Confessional Churches?

When a church or denomination has a statement of faith, a creed, or confession, what does this mean? The reality is that there are a variety of possibilities–ranging from a historical memory, general appreciation, to a present and full commitment on the part of ministers, elders and the church body as a whole. The answer really depends on the way confession, adherence, or subscription vows are implemented and maintained. Issues relating to confessional subscription continue to vex confessional churches, as they have in the past.

In a historical context in some respects similar to that of the present day, a Scottish theologian named John Dick argued in 1796 before the Associate Synod for a biblical charity, wisdom, and commitment toward those who no longer believed in the necessity of a fully subscribed confessional theology and church order.(1) Continue reading

Boston on Bible Reading

Thomas Boston (1676-1732) is one of the great post-Reformation Scottish theologians, well-known for his role in the Marrow controversy, in which he championed the proclamation of the gospel of Jesus Christ as the all sufficient Savior, offered to everyone.
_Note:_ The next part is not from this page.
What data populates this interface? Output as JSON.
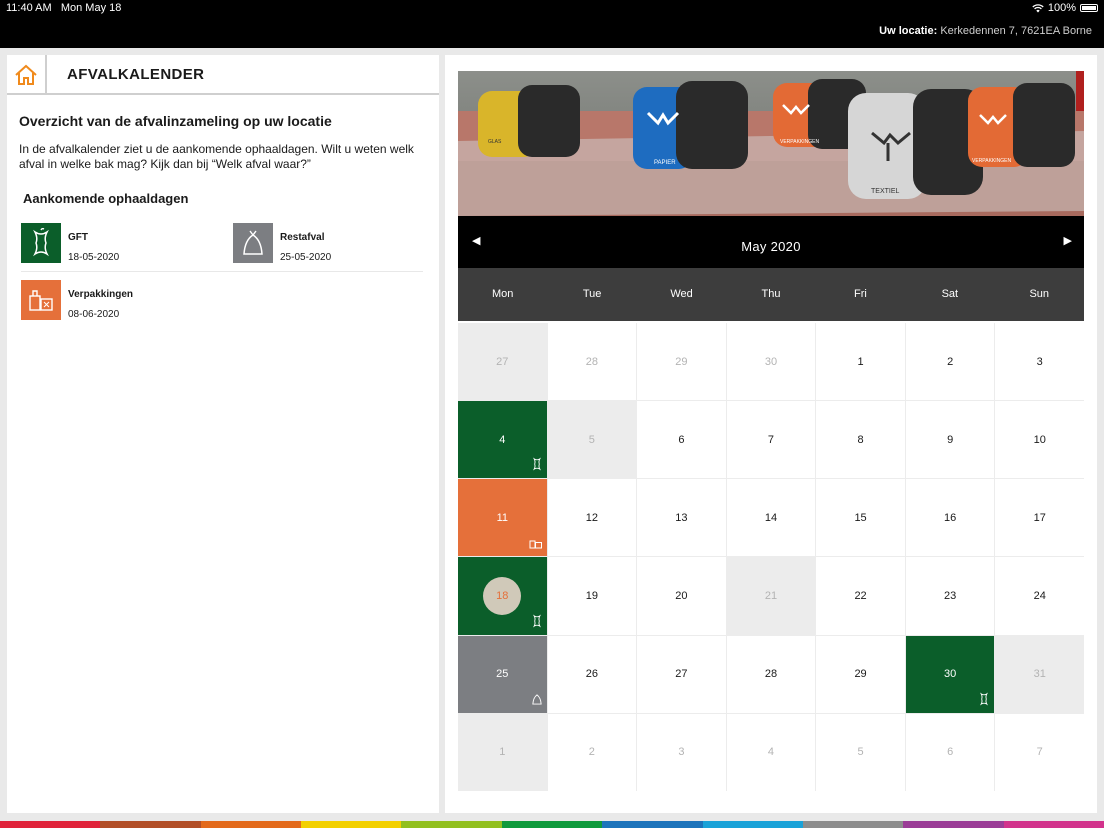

Less known are some of his other writings. Here is an excellent (updated and edited) excerpt on Bible reading:

“To commend the Bible to you, I say these things of it…

1. It is the best of books. Continue reading

On Women, War, and Education

Gijsbertus Voetius (1589-1676) was one of the leading Dutch Reformed theologians of the 17th century; one of his lesser known works is his fascinating treatise “Concerning Women”, in which he puts forward what is essentially a theology of womanhood, with a wide range of practical applications. For those who might think women in military service is a recent issue, Voetius answers the question “whether it is fitting for a woman to serve as a soldier and take part in expeditions of war, sieges, assaults, battles, and attacks,” noting that in Judges 4 Deborah even undertook an expedition with Barak. Continue reading